ItemBody of waterEdwards, Katherine Campbell ( 2015)Through a series of underwater video sequences, my exhibition Body of Water marked the culmination of my Masters research findings investigating the physical animation of the female body in the element of water. Using video and video stills to explore the process of thought and perception, the images trace the concept of the psyche moving between unconscious and conscious realms. The materiality of an aquatic dimension provides a suspended three-dimensional “canvas”, and womb-like space within which to construct the artworks. The accompanying written paper encompasses my research into philosophical and psychoanalytical texts, as well as feminist theory and video art, to further articulate the materials and methods used in my studio practice (and final exhibition). In the underwater filming process what becomes apparent is the potential for water to trigger both sensory and psychological notions, assisted by a dream-like sequence of the female’s journey. Dream theory is introduced as a way of understanding the unconscious process as an art practice, and the project sets out to locate its manifestation within psychosomatic experience. My art process echoes the process of dreams vaporizing from the unconscious as the camera’s blind operation first captures the imagery without judgment, before the images are later edited, layered and juxtaposed to create the work. The underwater swimmer gives further expression to symbolizing “thresholds” of outer and inner phenomenological experience. The term a “psychical interior” is used frequently to refer to metaphysical dimensions of thinking about the swimmer in water as a metaphor for the process of “unconscious” thought. Concepts derived from psychoanalytical research including a “psychical envelope” and “skin-ego”, are juxtaposed within my phenomenological descriptions of water’s materiality. The skin-ego is a concept derived from skin’s dual sensory function, that of an outer sponge and an inner perceptual matrix. The female body immersed in water has been fashioned to enable a dialogue about metaphors of feminine space and its subjectivity. I have intentionally de-identified elements of the female body to instead focus on phenomenological frameworks including the body as a “container”, and tension between the environments of skin and water in defining the self. Bringing the viewer’s awareness closer to the “lived body” experience, my project aims to invite slowness from the visitor when entering the intimacy of the womb-like projection space. The immersive, dark exhibition space enables one to encounter the dream-like nature of the underwater sequences. Water as a moving element (captured by the camera) offers a spatio-temporal dimension of time literally dissolving before the viewer. Water imagery is potent with symbolic associations to the spiritual and maternal and has the potential to arouse in the viewer anything from a reflective reverie to a deep psychological introspection.

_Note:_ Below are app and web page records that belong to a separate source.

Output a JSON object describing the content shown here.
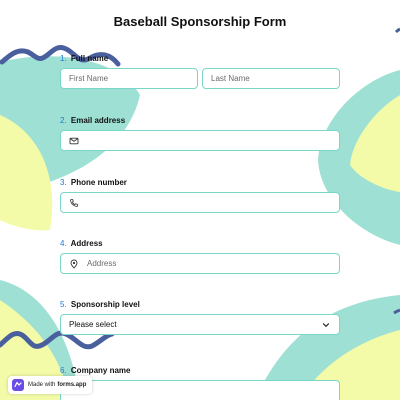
{
  "form": {
    "title": "Baseball Sponsorship Form",
    "fields": [
      {
        "number": "1.",
        "label": "Full name",
        "first_placeholder": "First Name",
        "last_placeholder": "Last Name"
      },
      {
        "number": "2.",
        "label": "Email address",
        "icon": "envelope-icon"
      },
      {
        "number": "3.",
        "label": "Phone number",
        "icon": "phone-icon"
      },
      {
        "number": "4.",
        "label": "Address",
        "icon": "location-pin-icon",
        "placeholder": "Address"
      },
      {
        "number": "5.",
        "label": "Sponsorship level",
        "selected": "Please select",
        "icon": "chevron-down-icon"
      },
      {
        "number": "6.",
        "label": "Company name"
      }
    ]
  },
  "badge": {
    "prefix": "Made with",
    "brand": "forms.app"
  },
  "colors": {
    "teal": "#9ee0d4",
    "yellow": "#f3fba8",
    "navy": "#4a5f9e",
    "border": "#7ad7c7",
    "number": "#1a7cd6"
  }
}
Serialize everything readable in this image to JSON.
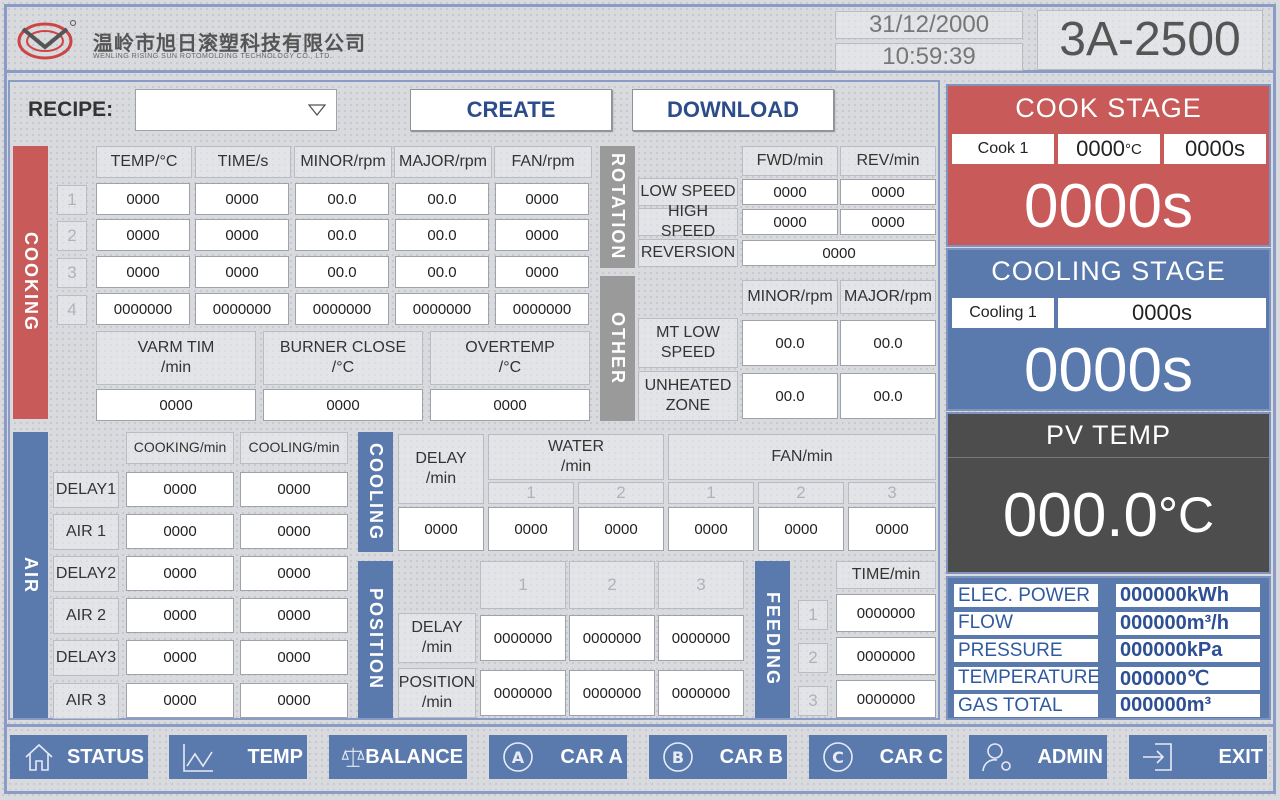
{
  "header": {
    "company_cn": "温岭市旭日滚塑科技有限公司",
    "company_en": "WENLING RISING SUN ROTOMOLDING TECHNOLOGY CO., LTD.",
    "date": "31/12/2000",
    "time": "10:59:39",
    "model": "3A-2500"
  },
  "recipe": {
    "label": "RECIPE:",
    "value": "",
    "create": "CREATE",
    "download": "DOWNLOAD"
  },
  "cooking": {
    "tab": "COOKING",
    "headers": [
      "TEMP/°C",
      "TIME/s",
      "MINOR/rpm",
      "MAJOR/rpm",
      "FAN/rpm"
    ],
    "rows": [
      {
        "n": "1",
        "v": [
          "0000",
          "0000",
          "00.0",
          "00.0",
          "0000"
        ]
      },
      {
        "n": "2",
        "v": [
          "0000",
          "0000",
          "00.0",
          "00.0",
          "0000"
        ]
      },
      {
        "n": "3",
        "v": [
          "0000",
          "0000",
          "00.0",
          "00.0",
          "0000"
        ]
      },
      {
        "n": "4",
        "v": [
          "0000000",
          "0000000",
          "0000000",
          "0000000",
          "0000000"
        ]
      }
    ],
    "warm_label_1": "VARM TIM",
    "warm_label_2": "/min",
    "warm_value": "0000",
    "burner_label_1": "BURNER CLOSE",
    "burner_label_2": "/°C",
    "burner_value": "0000",
    "over_label_1": "OVERTEMP",
    "over_label_2": "/°C",
    "over_value": "0000"
  },
  "rotation": {
    "tab": "ROTATION",
    "fwd": "FWD/min",
    "rev": "REV/min",
    "low": "LOW SPEED",
    "low_fwd": "0000",
    "low_rev": "0000",
    "high": "HIGH SPEED",
    "high_fwd": "0000",
    "high_rev": "0000",
    "reversion": "REVERSION",
    "reversion_value": "0000"
  },
  "other": {
    "tab": "OTHER",
    "minor": "MINOR/rpm",
    "major": "MAJOR/rpm",
    "mt1": "MT LOW",
    "mt2": "SPEED",
    "mt_minor": "00.0",
    "mt_major": "00.0",
    "un1": "UNHEATED",
    "un2": "ZONE",
    "un_minor": "00.0",
    "un_major": "00.0"
  },
  "air": {
    "tab": "AIR",
    "cooking": "COOKING/min",
    "cooling": "COOLING/min",
    "rows": [
      {
        "l": "DELAY1",
        "a": "0000",
        "b": "0000"
      },
      {
        "l": "AIR 1",
        "a": "0000",
        "b": "0000"
      },
      {
        "l": "DELAY2",
        "a": "0000",
        "b": "0000"
      },
      {
        "l": "AIR 2",
        "a": "0000",
        "b": "0000"
      },
      {
        "l": "DELAY3",
        "a": "0000",
        "b": "0000"
      },
      {
        "l": "AIR 3",
        "a": "0000",
        "b": "0000"
      }
    ]
  },
  "cooling": {
    "tab": "COOLING",
    "delay1": "DELAY",
    "delay2": "/min",
    "water1": "WATER",
    "water2": "/min",
    "fan": "FAN/min",
    "w1": "1",
    "w2": "2",
    "f1": "1",
    "f2": "2",
    "f3": "3",
    "values": [
      "0000",
      "0000",
      "0000",
      "0000",
      "0000",
      "0000"
    ]
  },
  "position": {
    "tab": "POSITION",
    "c1": "1",
    "c2": "2",
    "c3": "3",
    "delay1": "DELAY",
    "delay2": "/min",
    "pos1": "POSITION",
    "pos2": "/min",
    "delay_values": [
      "0000000",
      "0000000",
      "0000000"
    ],
    "pos_values": [
      "0000000",
      "0000000",
      "0000000"
    ]
  },
  "feeding": {
    "tab": "FEEDING",
    "time": "TIME/min",
    "rows": [
      {
        "n": "1",
        "v": "0000000"
      },
      {
        "n": "2",
        "v": "0000000"
      },
      {
        "n": "3",
        "v": "0000000"
      }
    ]
  },
  "cook_stage": {
    "title": "COOK STAGE",
    "step": "Cook 1",
    "temp": "0000",
    "temp_unit": "°C",
    "time": "0000s",
    "big": "0000s"
  },
  "cooling_stage": {
    "title": "COOLING STAGE",
    "step": "Cooling 1",
    "time": "0000s",
    "big": "0000s"
  },
  "pv": {
    "title": "PV TEMP",
    "value": "000.0",
    "unit": "°C"
  },
  "stats": [
    {
      "label": "ELEC. POWER",
      "value": "000000kWh"
    },
    {
      "label": "FLOW",
      "value": "000000m³/h"
    },
    {
      "label": "PRESSURE",
      "value": "000000kPa"
    },
    {
      "label": "TEMPERATURE",
      "value": "000000℃"
    },
    {
      "label": "GAS TOTAL",
      "value": "000000m³"
    }
  ],
  "nav": {
    "status": "STATUS",
    "temp": "TEMP",
    "balance": "BALANCE",
    "car_a": "CAR A",
    "car_b": "CAR B",
    "car_c": "CAR C",
    "admin": "ADMIN",
    "exit": "EXIT",
    "a": "A",
    "b": "B",
    "c": "C"
  },
  "colors": {
    "cooking": "#c85a5a",
    "blue": "#5a79ad",
    "dark": "#4d4d4d",
    "grey": "#9a9a9a"
  }
}
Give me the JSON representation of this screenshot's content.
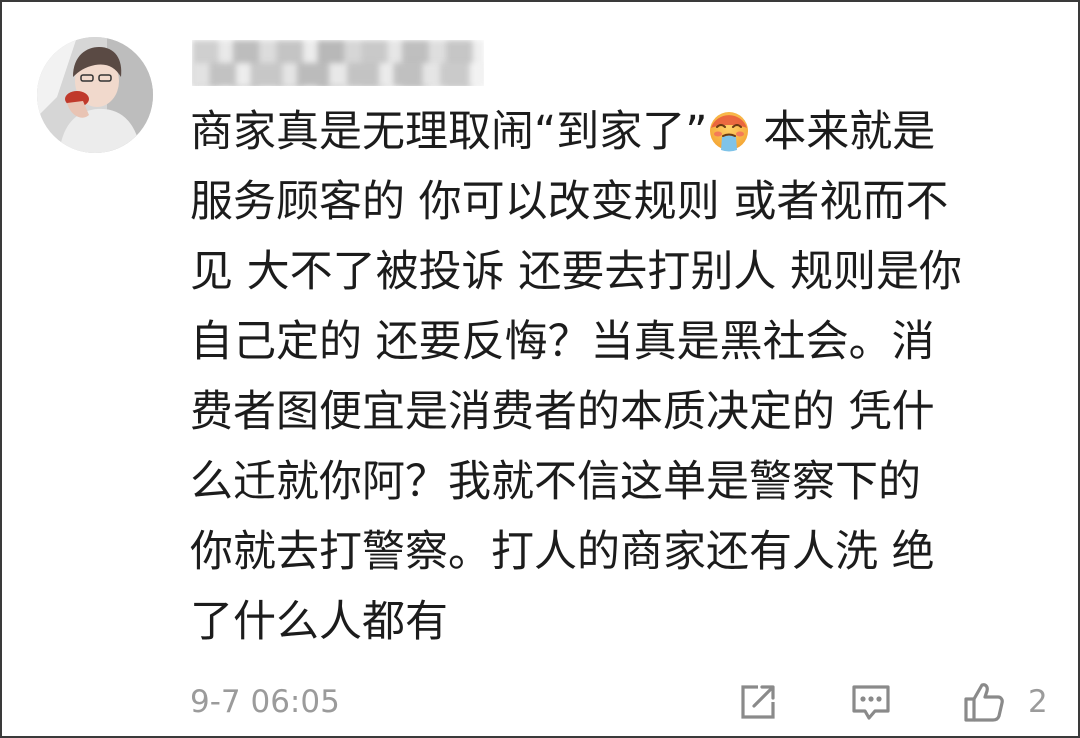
{
  "comment": {
    "first_line_before_emoji": "商家真是无理取闹“到家了”",
    "emoji": "vomit-face-emoji",
    "first_line_after_emoji": " 本来就是",
    "lines": [
      "服务顾客的 你可以改变规则 或者视而不",
      "见 大不了被投诉 还要去打别人 规则是你",
      "自己定的 还要反悔？当真是黑社会。消",
      "费者图便宜是消费者的本质决定的 凭什",
      "么迁就你阿？我就不信这单是警察下的",
      "你就去打警察。打人的商家还有人洗 绝",
      "了什么人都有"
    ]
  },
  "meta": {
    "timestamp": "9-7 06:05",
    "like_count": "2"
  },
  "icons": {
    "share": "share-icon",
    "reply": "comment-icon",
    "like": "thumbs-up-icon"
  },
  "colors": {
    "text": "#1c1c1c",
    "meta": "#9b9b9b",
    "icon": "#8a8a8a"
  }
}
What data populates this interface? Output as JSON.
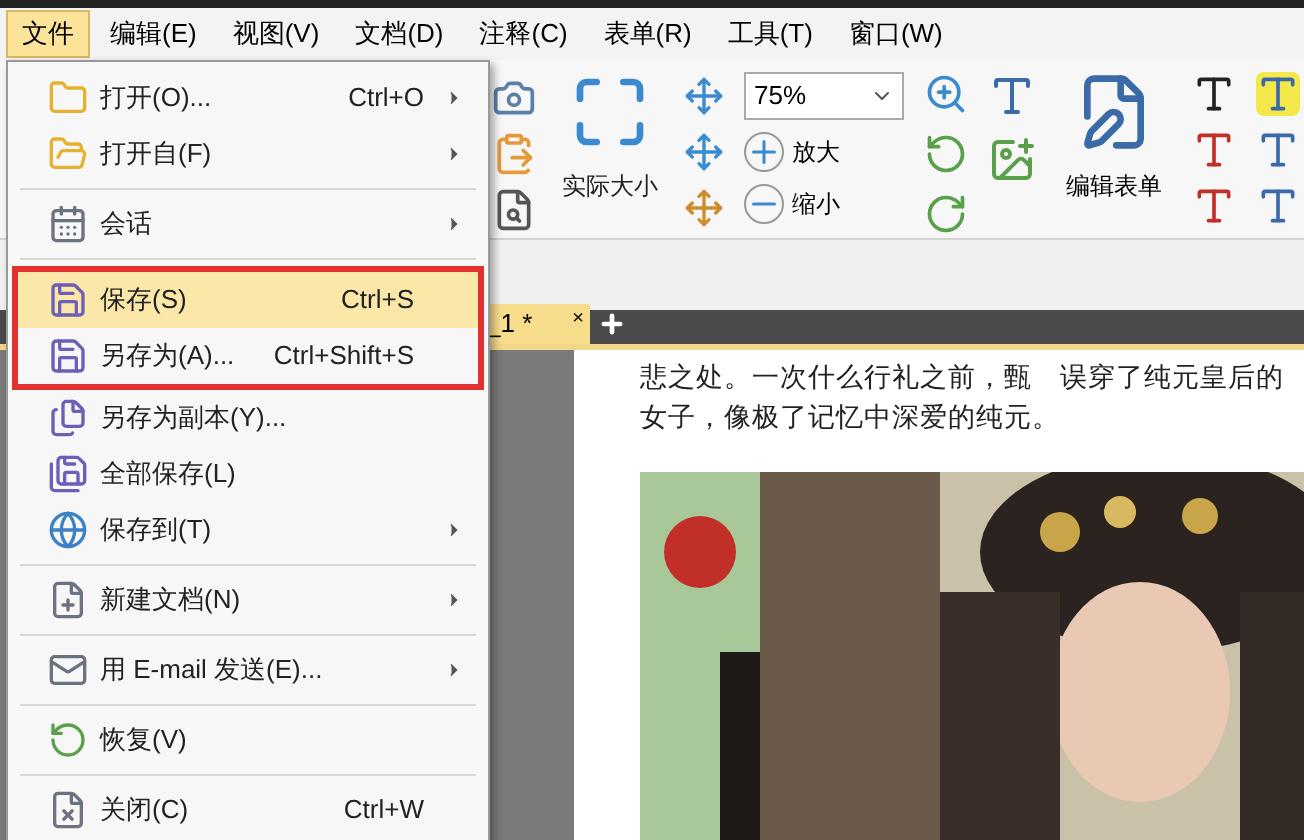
{
  "menubar": [
    {
      "label": "文件",
      "selected": true
    },
    {
      "label": "编辑(E)",
      "selected": false
    },
    {
      "label": "视图(V)",
      "selected": false
    },
    {
      "label": "文档(D)",
      "selected": false
    },
    {
      "label": "注释(C)",
      "selected": false
    },
    {
      "label": "表单(R)",
      "selected": false
    },
    {
      "label": "工具(T)",
      "selected": false
    },
    {
      "label": "窗口(W)",
      "selected": false
    }
  ],
  "file_menu": {
    "sections": [
      [
        {
          "label": "打开(O)...",
          "shortcut": "Ctrl+O",
          "submenu": true,
          "selected": false,
          "outlined": false
        },
        {
          "label": "打开自(F)",
          "submenu": true,
          "selected": false,
          "outlined": false
        }
      ],
      [
        {
          "label": "会话",
          "submenu": true,
          "selected": false,
          "outlined": false
        }
      ],
      [
        {
          "label": "保存(S)",
          "shortcut": "Ctrl+S",
          "submenu": false,
          "selected": true,
          "outlined": true
        },
        {
          "label": "另存为(A)...",
          "shortcut": "Ctrl+Shift+S",
          "submenu": false,
          "selected": false,
          "outlined": true
        },
        {
          "label": "另存为副本(Y)...",
          "submenu": false,
          "selected": false,
          "outlined": false
        },
        {
          "label": "全部保存(L)",
          "submenu": false,
          "selected": false,
          "outlined": false
        },
        {
          "label": "保存到(T)",
          "submenu": true,
          "selected": false,
          "outlined": false
        }
      ],
      [
        {
          "label": "新建文档(N)",
          "submenu": true,
          "selected": false,
          "outlined": false
        }
      ],
      [
        {
          "label": "用 E-mail 发送(E)...",
          "submenu": true,
          "selected": false,
          "outlined": false
        }
      ],
      [
        {
          "label": "恢复(V)",
          "submenu": false,
          "selected": false,
          "outlined": false
        }
      ],
      [
        {
          "label": "关闭(C)",
          "shortcut": "Ctrl+W",
          "submenu": false,
          "selected": false,
          "outlined": false
        }
      ]
    ]
  },
  "toolbar": {
    "actual_size": "实际大小",
    "zoom_value": "75%",
    "zoom_in": "放大",
    "zoom_out": "缩小",
    "edit_form": "编辑表单"
  },
  "document_tab": {
    "label": "_1 *",
    "close": "×",
    "selected": true
  },
  "page": {
    "lines": [
      "悲之处。一次什么行礼之前，甄　误穿了纯元皇后的",
      "女子，像极了记忆中深爱的纯元。"
    ]
  }
}
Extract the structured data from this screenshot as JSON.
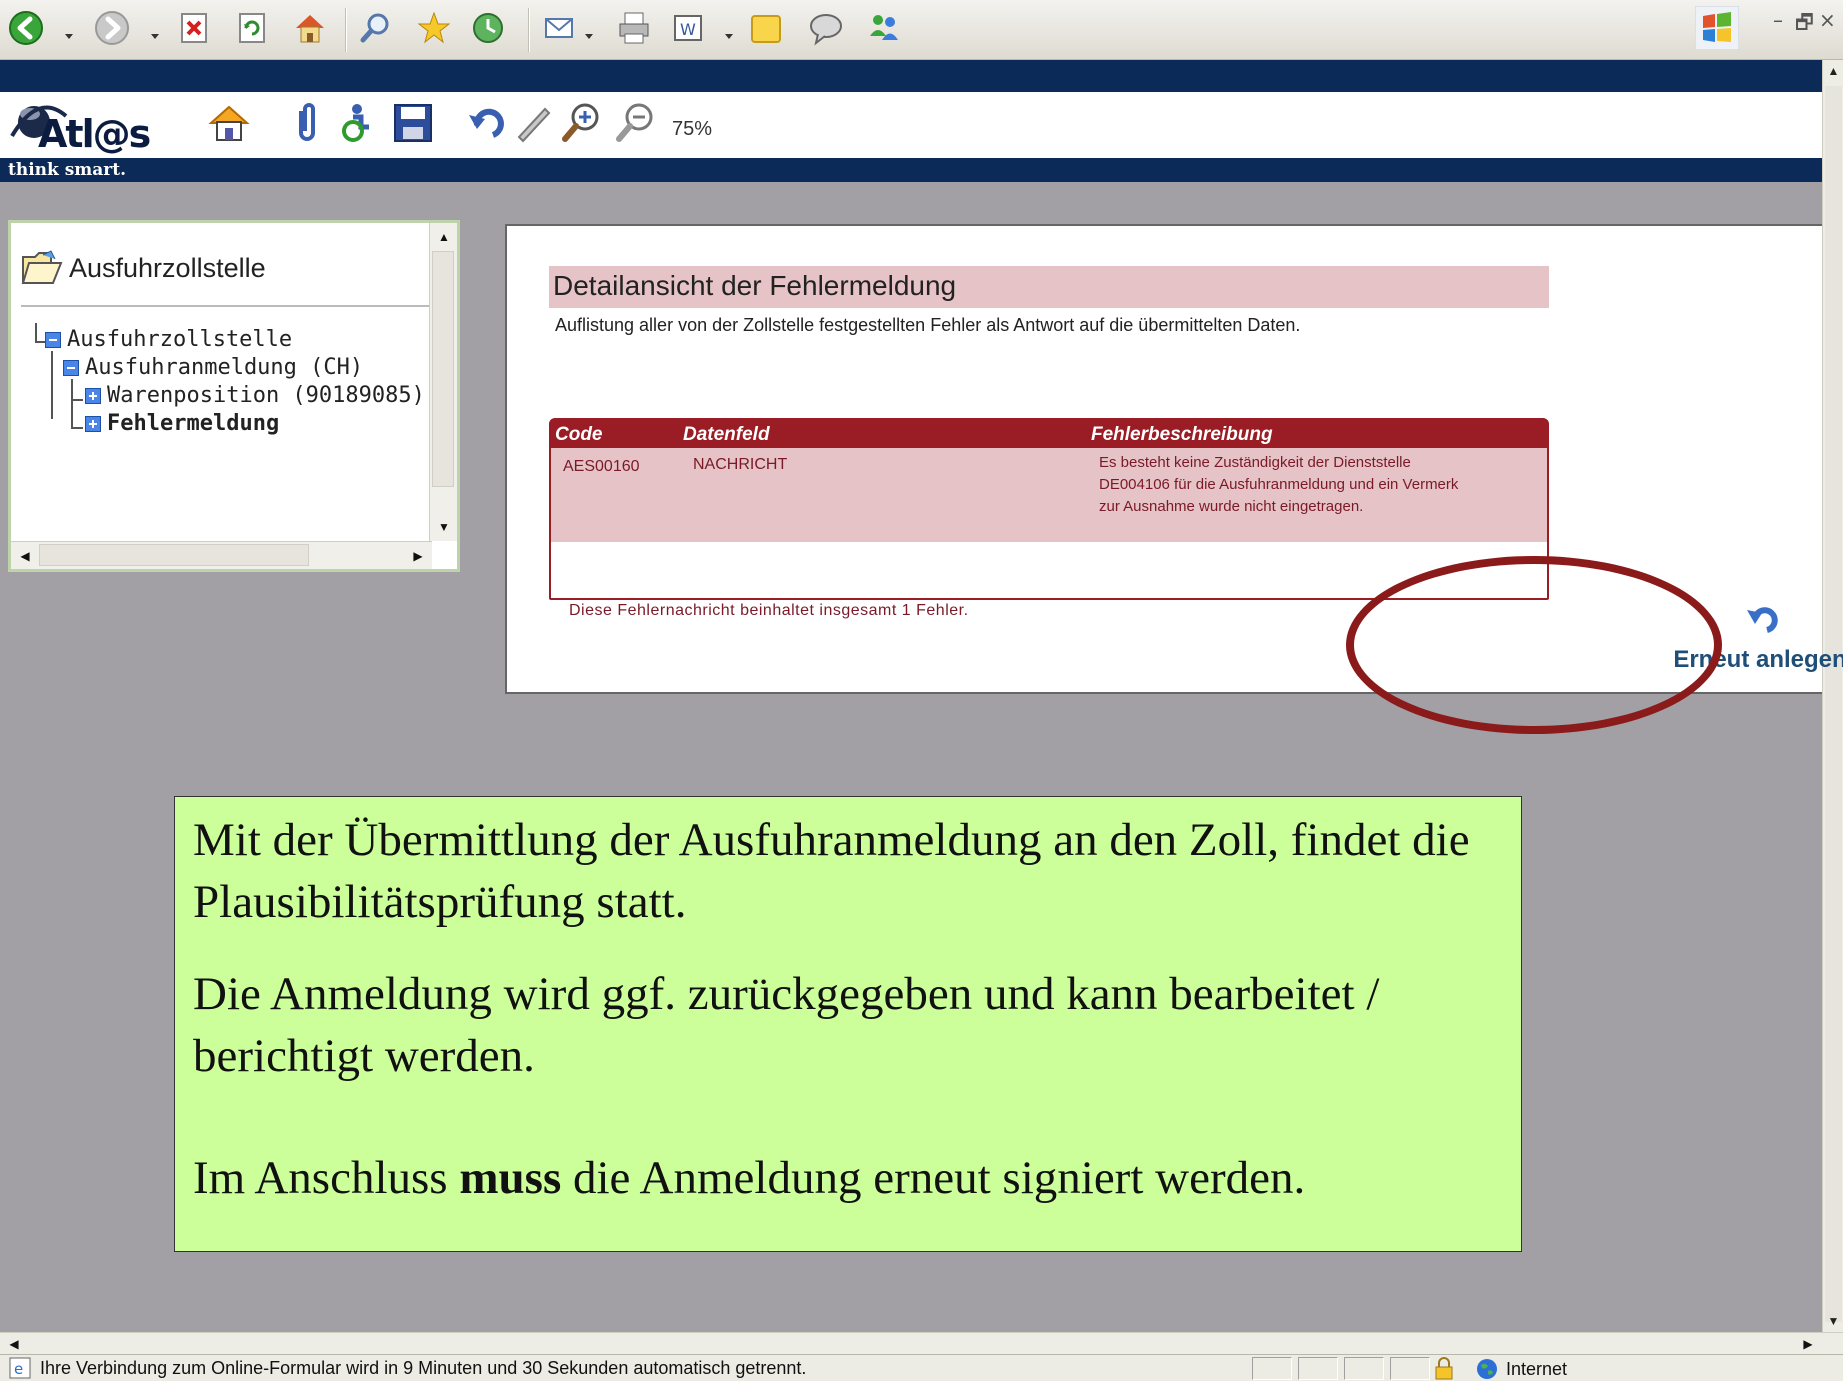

ItemBeautiful little dead things: empathy, witnessing, trauma and animals' sufferingMOWSON, LYNN ( 2015)This sculptural practice-led research investigates empathy, trauma and witnessing and the role of testimony in visual arts practice. The thesis argues that Edith Stein’s phenomenological account of empathy articulates an empathic encounter that recognizes the alterity of the other. Stein’s account, I argue, can be drawn out to include encounters with nonhuman animals and sculptural objects that resemble embodied forms. Responding to developments in my sculptural practice the research examined the possibility of visual art practices to bear witness to the ongoing suffering of animals: marking out the possibility for sculptural objects to perform as testimonial objects. As testimonial objects they attest to the trauma of the one who witnesses for the other. Ethical considerations in relation to materiality, representation and the position of one who testifies for, or on behalf of, the other are examined.